→ Task requirements:
Below are records; count the lines that contain "Construction" and give only the total.

→ Study material:
-=-=-

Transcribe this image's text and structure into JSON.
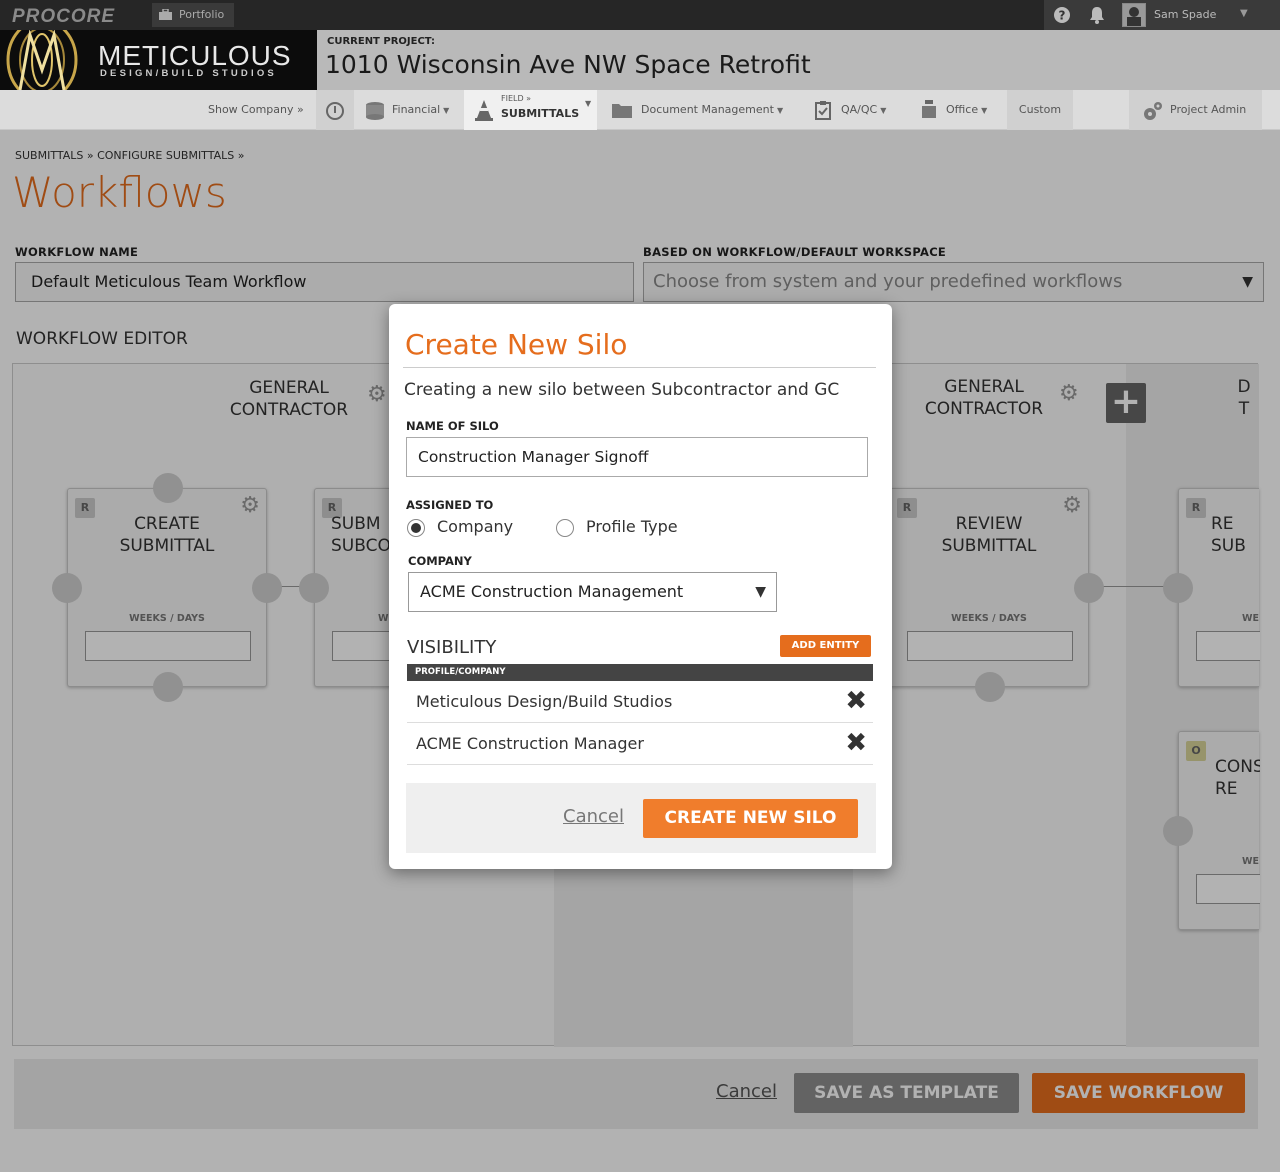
{
  "topbar": {
    "logo": "PROCORE",
    "portfolio": "Portfolio",
    "user_name": "Sam Spade"
  },
  "brand": {
    "main": "METICULOUS",
    "sub": "DESIGN/BUILD STUDIOS"
  },
  "project": {
    "label": "CURRENT PROJECT:",
    "name": "1010 Wisconsin Ave NW Space Retrofit"
  },
  "nav": {
    "show_company": "Show Company »",
    "financial": "Financial",
    "field_small": "FIELD »",
    "field_big": "SUBMITTALS",
    "document": "Document Management",
    "qaqc": "QA/QC",
    "office": "Office",
    "custom": "Custom",
    "project_admin": "Project Admin"
  },
  "page": {
    "breadcrumb": "SUBMITTALS » CONFIGURE SUBMITTALS »",
    "title": "Workflows",
    "wf_name_label": "WORKFLOW NAME",
    "wf_name_value": "Default Meticulous Team Workflow",
    "based_label": "BASED ON WORKFLOW/DEFAULT WORKSPACE",
    "based_placeholder": "Choose from system and your predefined workflows",
    "editor_title": "WORKFLOW EDITOR"
  },
  "editor": {
    "col1_head": "GENERAL CONTRACTOR",
    "col2_head": "GENERAL CONTRACTOR",
    "col3_head_fragment": "D T",
    "cards": [
      {
        "badge": "R",
        "title": "CREATE SUBMITTAL",
        "wd": "WEEKS / DAYS"
      },
      {
        "badge": "R",
        "title": "SUBM SUBCO",
        "wd": "W"
      },
      {
        "badge": "R",
        "title": "REVIEW SUBMITTAL",
        "wd": "WEEKS / DAYS"
      },
      {
        "badge": "R",
        "title": "RE SUB",
        "wd": "WE"
      },
      {
        "badge": "O",
        "title": "CONS RE",
        "wd": "WE"
      }
    ]
  },
  "footer": {
    "cancel": "Cancel",
    "save_template": "SAVE AS TEMPLATE",
    "save_workflow": "SAVE WORKFLOW"
  },
  "modal": {
    "title": "Create New Silo",
    "desc": "Creating a new silo between Subcontractor and GC",
    "name_label": "NAME OF SILO",
    "name_value": "Construction Manager Signoff",
    "assigned_label": "ASSIGNED TO",
    "opt_company": "Company",
    "opt_profile": "Profile Type",
    "company_label": "COMPANY",
    "company_value": "ACME Construction Management",
    "visibility_title": "VISIBILITY",
    "add_entity": "ADD ENTITY",
    "vis_header": "PROFILE/COMPANY",
    "vis_rows": [
      "Meticulous Design/Build Studios",
      "ACME Construction Manager"
    ],
    "cancel": "Cancel",
    "create": "CREATE NEW SILO"
  },
  "colors": {
    "accent": "#e56d1d",
    "dark": "#262626"
  }
}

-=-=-

→ Response area:
3